### [AVAILABLE RECORDS]
--------------------------------

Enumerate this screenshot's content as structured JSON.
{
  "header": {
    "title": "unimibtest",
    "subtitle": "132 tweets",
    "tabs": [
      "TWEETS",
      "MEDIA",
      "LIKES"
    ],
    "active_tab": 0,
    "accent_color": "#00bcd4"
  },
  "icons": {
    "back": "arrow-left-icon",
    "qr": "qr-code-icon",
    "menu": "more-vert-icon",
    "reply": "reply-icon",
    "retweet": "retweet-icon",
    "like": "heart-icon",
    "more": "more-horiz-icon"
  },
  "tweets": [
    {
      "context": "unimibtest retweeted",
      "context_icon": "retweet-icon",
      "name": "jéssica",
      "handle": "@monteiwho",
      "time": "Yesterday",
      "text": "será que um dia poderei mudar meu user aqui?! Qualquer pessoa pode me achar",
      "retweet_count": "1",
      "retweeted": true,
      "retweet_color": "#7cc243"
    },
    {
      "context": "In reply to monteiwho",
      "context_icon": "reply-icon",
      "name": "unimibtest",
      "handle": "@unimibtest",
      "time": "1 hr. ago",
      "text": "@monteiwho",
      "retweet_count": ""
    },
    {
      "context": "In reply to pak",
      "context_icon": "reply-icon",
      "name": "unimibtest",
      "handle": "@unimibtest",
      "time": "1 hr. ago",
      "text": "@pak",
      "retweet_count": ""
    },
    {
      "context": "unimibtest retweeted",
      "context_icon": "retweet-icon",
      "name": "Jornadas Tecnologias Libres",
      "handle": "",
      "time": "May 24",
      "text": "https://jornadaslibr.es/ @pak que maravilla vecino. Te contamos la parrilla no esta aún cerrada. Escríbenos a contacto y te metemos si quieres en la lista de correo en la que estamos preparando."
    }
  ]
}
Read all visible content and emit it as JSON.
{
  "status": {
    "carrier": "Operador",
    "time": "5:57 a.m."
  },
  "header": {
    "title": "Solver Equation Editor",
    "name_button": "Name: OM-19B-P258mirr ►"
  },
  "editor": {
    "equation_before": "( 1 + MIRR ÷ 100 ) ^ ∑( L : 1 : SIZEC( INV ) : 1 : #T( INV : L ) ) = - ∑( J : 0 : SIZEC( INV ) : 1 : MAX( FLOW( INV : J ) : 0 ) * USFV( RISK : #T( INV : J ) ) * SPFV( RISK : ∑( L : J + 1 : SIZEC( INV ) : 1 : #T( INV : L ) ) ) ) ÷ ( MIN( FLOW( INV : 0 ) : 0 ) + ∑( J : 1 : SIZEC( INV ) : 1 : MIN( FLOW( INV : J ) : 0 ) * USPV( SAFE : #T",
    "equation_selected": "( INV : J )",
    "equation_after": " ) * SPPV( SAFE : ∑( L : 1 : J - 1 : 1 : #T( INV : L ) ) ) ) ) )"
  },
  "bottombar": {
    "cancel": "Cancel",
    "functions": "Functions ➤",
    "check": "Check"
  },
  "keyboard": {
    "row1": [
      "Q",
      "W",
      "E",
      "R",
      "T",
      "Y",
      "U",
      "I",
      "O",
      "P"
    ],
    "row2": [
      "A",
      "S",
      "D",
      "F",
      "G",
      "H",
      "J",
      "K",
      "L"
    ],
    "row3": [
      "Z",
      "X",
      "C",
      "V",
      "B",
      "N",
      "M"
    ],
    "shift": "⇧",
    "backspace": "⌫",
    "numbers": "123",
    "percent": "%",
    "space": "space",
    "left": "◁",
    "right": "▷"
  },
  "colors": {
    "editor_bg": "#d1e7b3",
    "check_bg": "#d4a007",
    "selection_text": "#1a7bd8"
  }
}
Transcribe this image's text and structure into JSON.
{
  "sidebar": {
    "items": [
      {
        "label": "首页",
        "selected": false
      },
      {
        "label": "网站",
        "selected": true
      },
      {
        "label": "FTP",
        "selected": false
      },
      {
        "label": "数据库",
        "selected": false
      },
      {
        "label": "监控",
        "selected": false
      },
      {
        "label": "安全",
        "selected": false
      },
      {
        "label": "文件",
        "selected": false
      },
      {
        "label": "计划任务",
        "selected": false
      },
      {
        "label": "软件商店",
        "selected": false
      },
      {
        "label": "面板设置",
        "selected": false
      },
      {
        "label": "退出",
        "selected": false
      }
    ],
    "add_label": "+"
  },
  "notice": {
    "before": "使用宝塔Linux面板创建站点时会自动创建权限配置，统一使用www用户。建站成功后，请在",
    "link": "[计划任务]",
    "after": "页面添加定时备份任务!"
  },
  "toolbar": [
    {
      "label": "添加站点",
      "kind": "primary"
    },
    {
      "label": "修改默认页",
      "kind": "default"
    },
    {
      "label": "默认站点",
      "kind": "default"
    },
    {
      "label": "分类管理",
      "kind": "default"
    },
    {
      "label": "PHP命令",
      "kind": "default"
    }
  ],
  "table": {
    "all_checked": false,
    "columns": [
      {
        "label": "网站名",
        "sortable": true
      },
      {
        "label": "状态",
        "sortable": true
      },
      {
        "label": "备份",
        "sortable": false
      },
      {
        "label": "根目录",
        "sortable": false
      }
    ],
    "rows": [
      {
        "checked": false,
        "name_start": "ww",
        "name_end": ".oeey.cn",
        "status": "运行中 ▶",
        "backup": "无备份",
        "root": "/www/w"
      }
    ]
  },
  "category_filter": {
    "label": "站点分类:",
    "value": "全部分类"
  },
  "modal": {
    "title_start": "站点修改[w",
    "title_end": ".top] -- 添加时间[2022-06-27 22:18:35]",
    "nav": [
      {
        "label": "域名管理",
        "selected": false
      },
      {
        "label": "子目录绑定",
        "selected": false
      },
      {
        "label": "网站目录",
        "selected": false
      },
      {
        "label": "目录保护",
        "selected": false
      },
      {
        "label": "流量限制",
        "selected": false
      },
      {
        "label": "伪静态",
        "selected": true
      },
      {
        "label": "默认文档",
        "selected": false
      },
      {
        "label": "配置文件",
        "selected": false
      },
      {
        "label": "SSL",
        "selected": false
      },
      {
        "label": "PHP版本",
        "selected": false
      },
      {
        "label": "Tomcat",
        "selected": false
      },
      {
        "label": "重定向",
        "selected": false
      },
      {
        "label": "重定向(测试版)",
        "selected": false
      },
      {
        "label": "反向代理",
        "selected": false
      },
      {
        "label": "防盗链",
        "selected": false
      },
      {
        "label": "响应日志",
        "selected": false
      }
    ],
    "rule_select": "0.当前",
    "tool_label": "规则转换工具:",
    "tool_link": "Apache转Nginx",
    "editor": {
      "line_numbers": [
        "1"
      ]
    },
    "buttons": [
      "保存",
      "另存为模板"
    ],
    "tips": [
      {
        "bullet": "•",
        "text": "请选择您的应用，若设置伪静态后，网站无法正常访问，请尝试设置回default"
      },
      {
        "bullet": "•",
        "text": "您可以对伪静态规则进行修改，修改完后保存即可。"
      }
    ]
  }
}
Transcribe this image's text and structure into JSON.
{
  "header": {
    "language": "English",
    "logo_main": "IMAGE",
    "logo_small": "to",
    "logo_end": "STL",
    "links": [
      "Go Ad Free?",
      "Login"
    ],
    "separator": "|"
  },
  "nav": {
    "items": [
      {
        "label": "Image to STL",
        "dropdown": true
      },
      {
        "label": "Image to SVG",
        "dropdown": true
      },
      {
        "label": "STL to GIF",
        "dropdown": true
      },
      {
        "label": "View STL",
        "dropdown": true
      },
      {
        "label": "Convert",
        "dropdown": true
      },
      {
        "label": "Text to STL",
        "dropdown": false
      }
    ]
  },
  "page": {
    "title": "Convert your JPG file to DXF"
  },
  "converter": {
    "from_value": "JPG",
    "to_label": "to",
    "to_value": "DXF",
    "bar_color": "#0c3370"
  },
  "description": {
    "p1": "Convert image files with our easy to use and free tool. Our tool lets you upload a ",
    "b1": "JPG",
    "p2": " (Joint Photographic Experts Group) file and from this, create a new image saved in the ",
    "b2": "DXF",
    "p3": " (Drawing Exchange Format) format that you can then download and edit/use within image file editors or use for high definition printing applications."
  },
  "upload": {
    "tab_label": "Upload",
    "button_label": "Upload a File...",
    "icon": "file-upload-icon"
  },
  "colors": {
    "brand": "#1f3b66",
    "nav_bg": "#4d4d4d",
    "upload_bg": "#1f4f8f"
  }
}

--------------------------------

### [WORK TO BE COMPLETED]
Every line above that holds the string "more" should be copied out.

### [EXERCISE RESPONSE]
    "menu": "more-vert-icon",
    "more": "more-horiz-icon"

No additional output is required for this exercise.